How to pin an Outlook calendar
The first thing we’ll do is pin the default Outlook calendar to the Desktop. The process is so simple, requiring only a few clicks. Let’s do that now:
- Click the Windows Start menu icon (the window in the bottom-left corner of the screen).
- Choose Calendar, and Windows immediately displays your calendar in Day mode. As you can see in Figure A, I have a busy afternoon.
The calendar opens to the current day and time. But the entire day is there; just scroll up to see the morning appointments or down to see the afternoon. Notice the calendar icon on the taskbar. Right-click that icon and choose Pin to Taskbar. To close the calendar, click the Close icon (X) in the top-right corner of the calendar. To quickly access it again, simply click the Calendar icon on the taskbar!
In addition, the calendar isn’t just for viewing. You can work with the calendar as if you were working in Outlook’s Calendar window. You can change, delete or add appointments, and Outlook saves it. To change the view mode, click the three dots in the top-right corner of the calendar and choose another mode. Outlook will remember the mode, even if you close the calendar.
How to pin other Outlook windows

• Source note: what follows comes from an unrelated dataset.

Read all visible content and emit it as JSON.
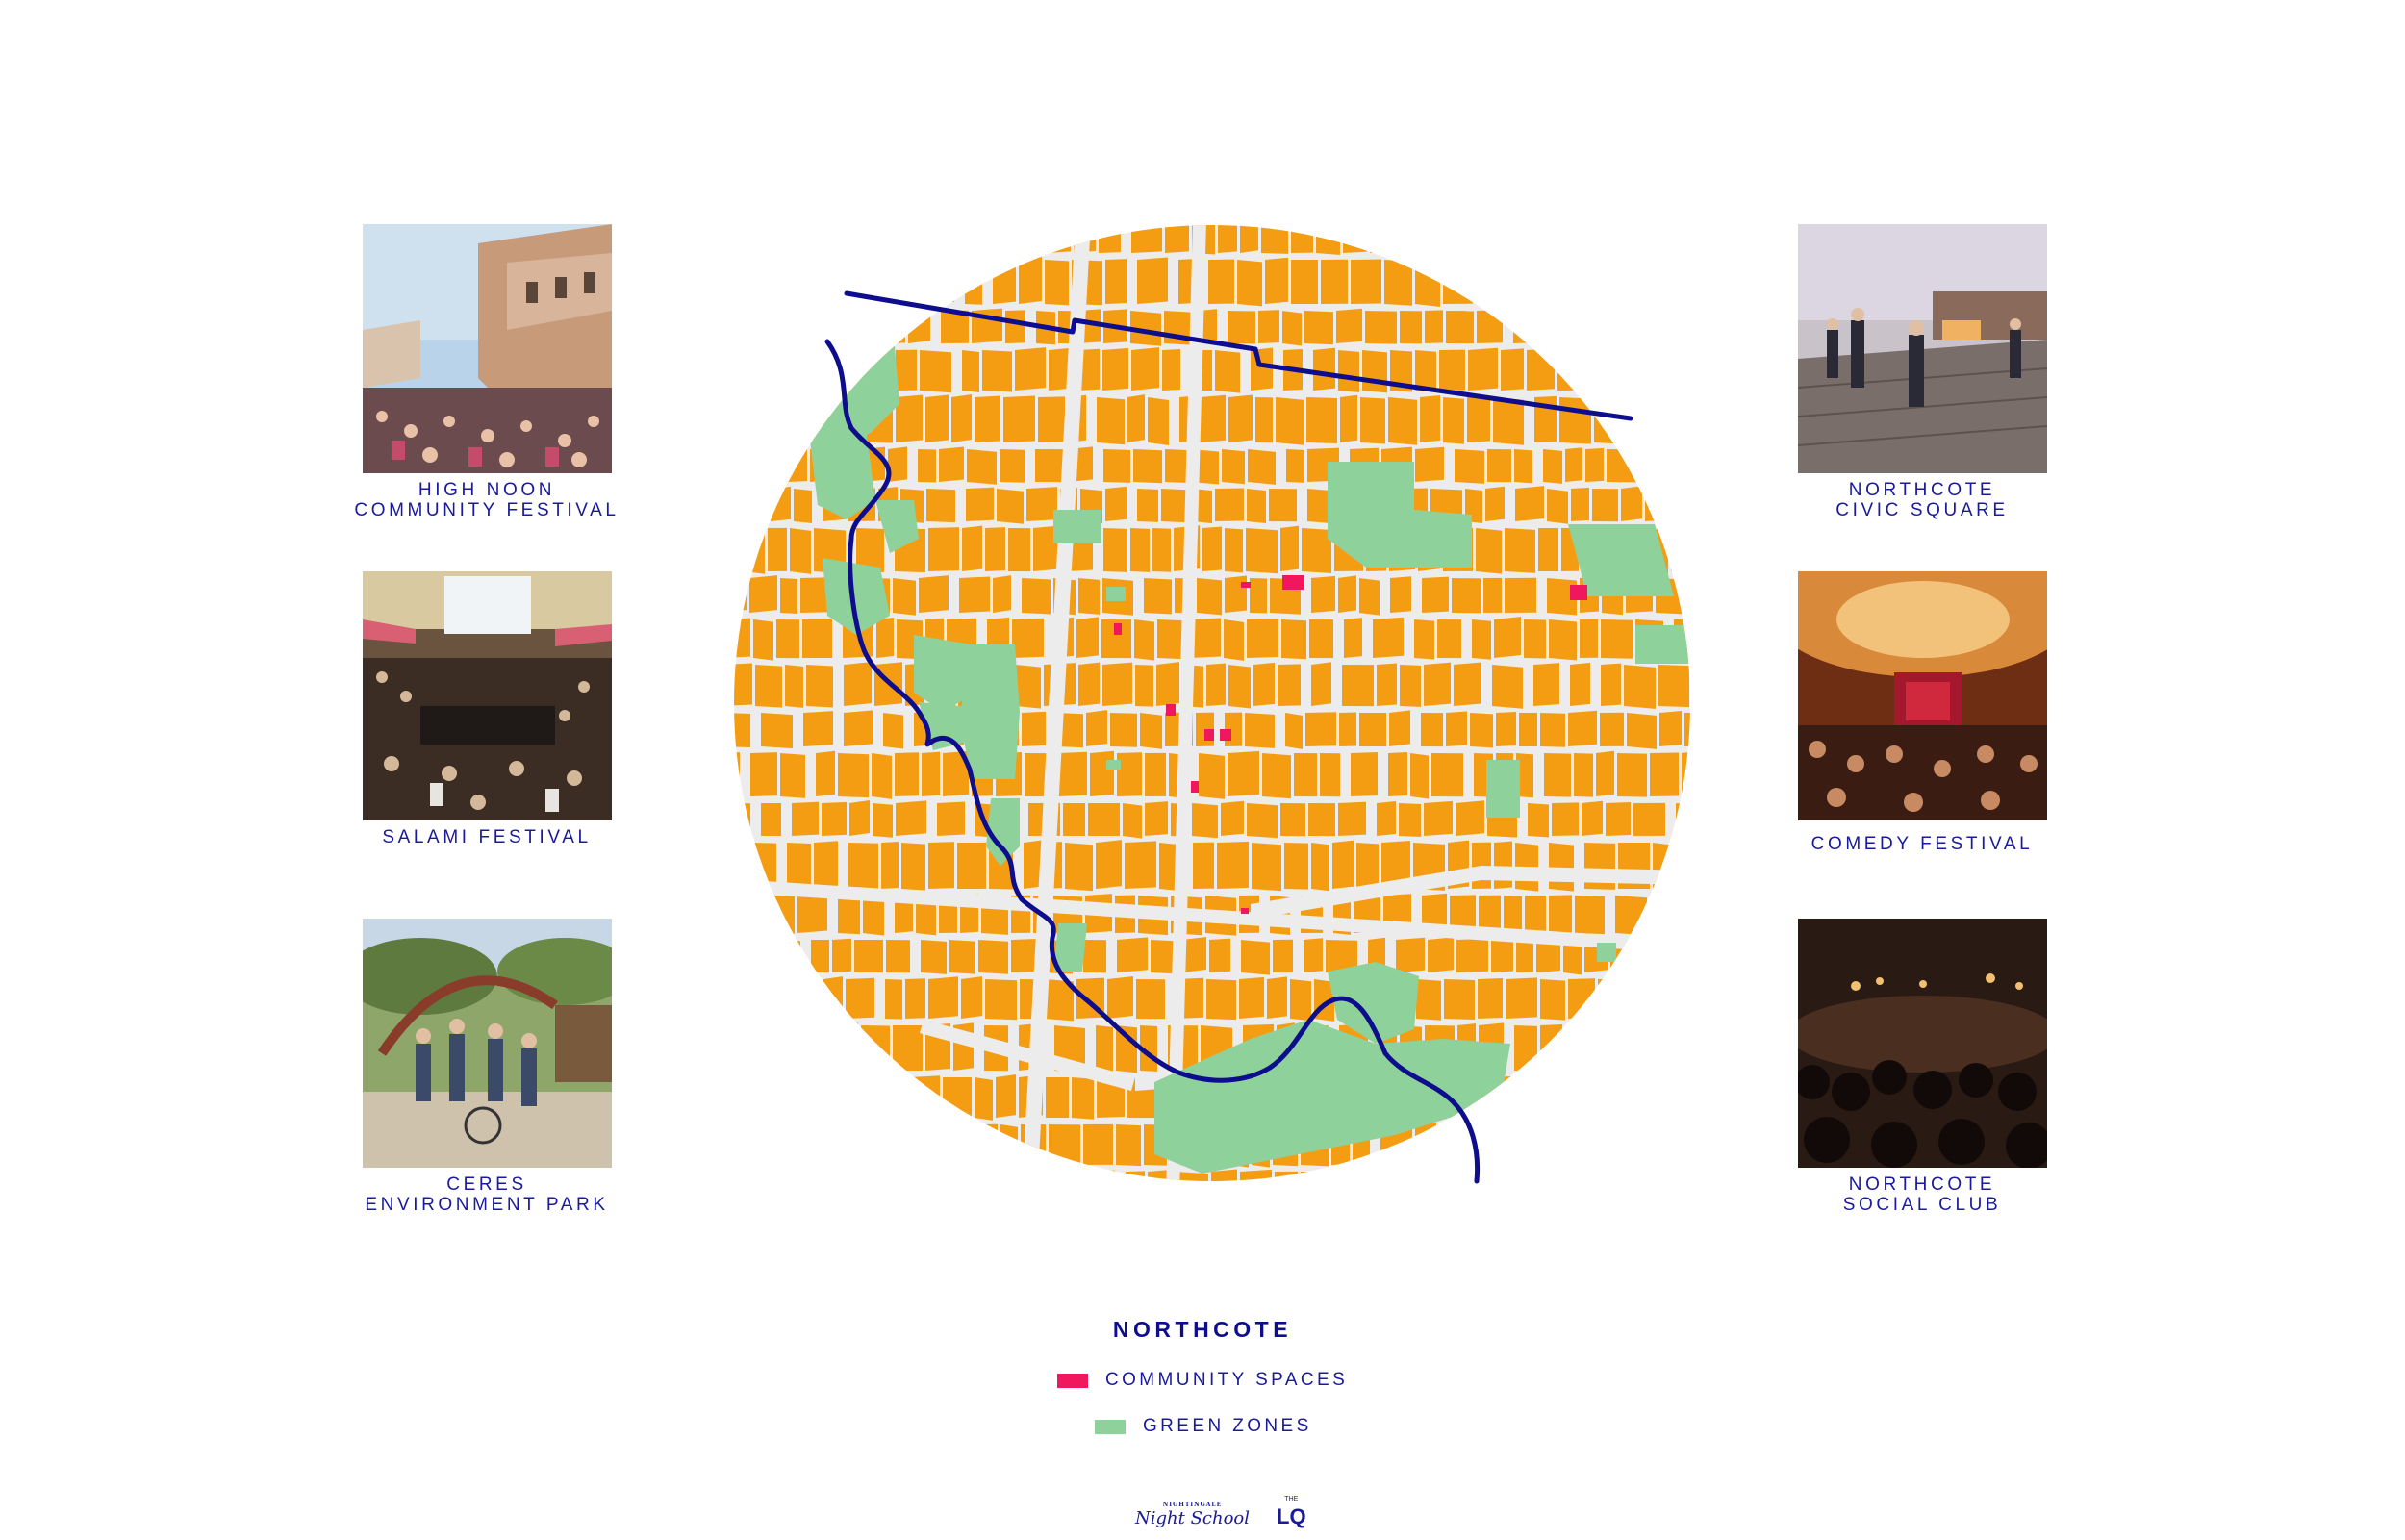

The calendar isn’t the only Outlook window you can pin to the Desktop. In the bottom-left corner, you’ll see the Outlook icons: Mail, Calendar, People and To Do. Simply click one to open that window. Then, pin it to the taskbar, the same way you did the calendar, or not. Your working needs will dictate the different windows you pin.
Figure B shows the To Do list next to the calendar. To see your task list, click To Do (in the left pane). Similarly to the calendar, you can make changes and they stick!
At the bottom of the Outlook window app list, you’ll see the Settings icon—it resembles a small gear. Figure C shows its main menu. For the most part, you can change basic settings for all of the Outlook windows you open at the Desktop level. This is something for you to explore later. There’s just too much to cover. To close the settings, click anywhere in the Outlook window but outside the settings pane.
At the top-left corner of the Calendar window, you’ll see the cheeseburger icon. Click it to open the Navigation pane shown in Figure D. (This is a toggle icon; click it to the close the Navigation pane.) You’ll see the entire month; click any date to see that day’s events. In the middle, you’ll see your calendars. Check to add or uncheck to remove a calendar from the display.
To add a calendar, click the Add Calendars option at the bottom. You might be a bit surprised to see what’s available. The first pane displays a list of available calendars—these aren’t your calendars, but public calendars, as shown in Figure E. Click TV and then choose a time zone. Choose a channel or network to see what’s on! Click a few shows to add them to your calendar. To remove a calendar, right-click it and chose Remove Calendar.
Pinning the calendar to the Desktop is probably the most help to most people. However, as I mentioned, you can add all of the Outlook windows for easy access, and the more monitor room you have, the more efficient you can be.
If you’re running an older version, right-click the Desktop and choose Gadgets to get started.